Janne: “I Worship Chaos feels right on many levels. It was the right time to release an album like this and somehow it all clicked together. You can’t plan on something like this; sometimes it just works and everything turns out great. We haven’t written the same song or album over and over again, but it’s getting to the point where we have to come up with new and fresh ideas, and somehow keep doing what we’re doing. That’s something we’ve always kept in mind, to not release the same thing over and over again. That won’t work for us.” Continue Reading
By Carl Begai
By this point Children Of Boom fans, or anyone that gave a damn about the band’s first three albums (Something Wild, Hatebreeder, Follow The Reaper) before they pushed the ugly up a few notches for the Are You Dead Yet? and Blooddrunk, are aware that the Finns’ new album Halo Of Blood is a tip of the hat to those good old days. Listen closely, however, and you’ll realize it’s not simply the back-to-the-roots album so many followers have been hoping for and harping on…
“Every fucking person I spoke to for the album said that we’d definitely gone back to the roots and that Halo Of Blood reminded them of our first three albums,” says vocalist/guitarist Alexi Laiho. “So you don’t have to do that; I already know (laughs).”
There’s no getting away from the fact that Children Of Bodom have taken a step back, though. A listen through Hatebreeder or Follow The Reaper back-to-back with Halo Of Blood offers loads of room for comparison, even though some of the old songs sound surprisingly thin against the new tunes. No offence to the COB legacy, of course, but production values don’t lie.
“None taken, that’s for sure. There’s definitely some truth to that. There might be some elements from the old school Bodom on Halo Of Blood, but it’s with an obvious updated sound. Like you said, there’s so much more to it than Hatebreeder or those other albums. ‘All Twisted ‘ is a song where even I get a Follow The Reaper vibe, but there’s an updated sound to it. None of that shit was intentional or thought out beforehand. It just came about naturally and spontaneous, as always.”
“At certain points I guess the new album was easier than the last one,” Laiho continues, “but it’s never easy to write an album, that’s for sure. I always hit a wall at some point trying to put the parts together, but when I look back now on the writing and recording process for Halo Of Blood, it does seem that it went a little smoother this time around.” Continue Reading
By Carl Begai
Word of a new Children Of Bodom album on the horizon always seems to be accompanied by a chorus of bitching and moaning from the fans as they hope and pray for a return to the band’s Hatebreeder / Follow The Reaper heyday. The build-up to Halo Of Blood is no different, and having attended a listening session for the record on March 16th courtesy of Nuclear Blast, I can tell you that Halo Of Blood isn’t the full-on back-to-the-roots album you’d sell your siblings’ internal organs for.

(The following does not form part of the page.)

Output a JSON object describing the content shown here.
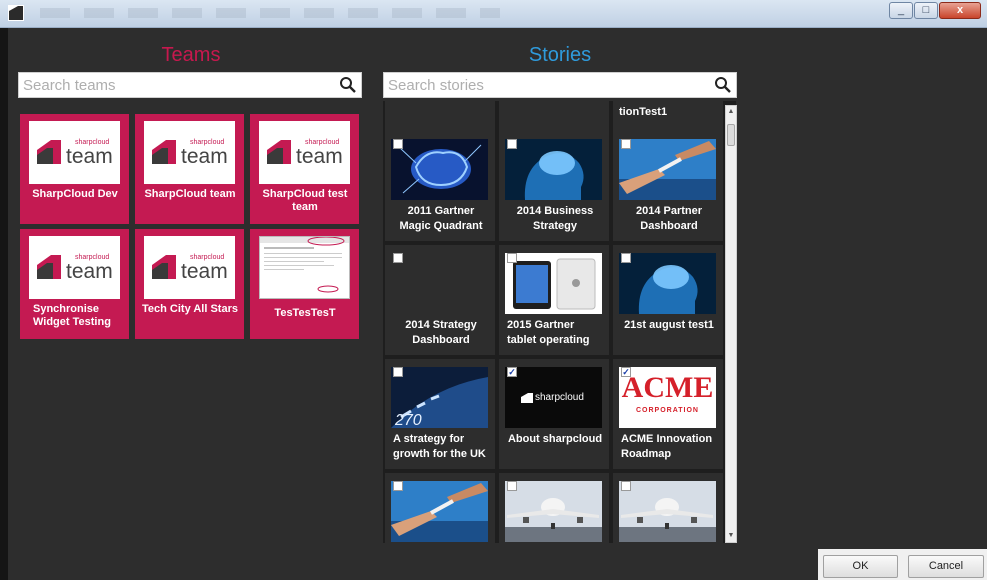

It is, however, the best damn thing Children Of Bodom have released since Hate Crew Deathroll in 2003.
First time through, chances are most fans will end up somewhere between relieved and perplexed at hearing trademark Bodom-isms from the early years back-to-back with numerous WTF moments. It’s bloody overwhelming at times trying to process how the band has re-invented themselves when you look back on Are You Dead Yet?, Blooddrunk and Relentless Reckless Forever; the three records that polarized and/or pissed off the COB fanbase. Continue Reading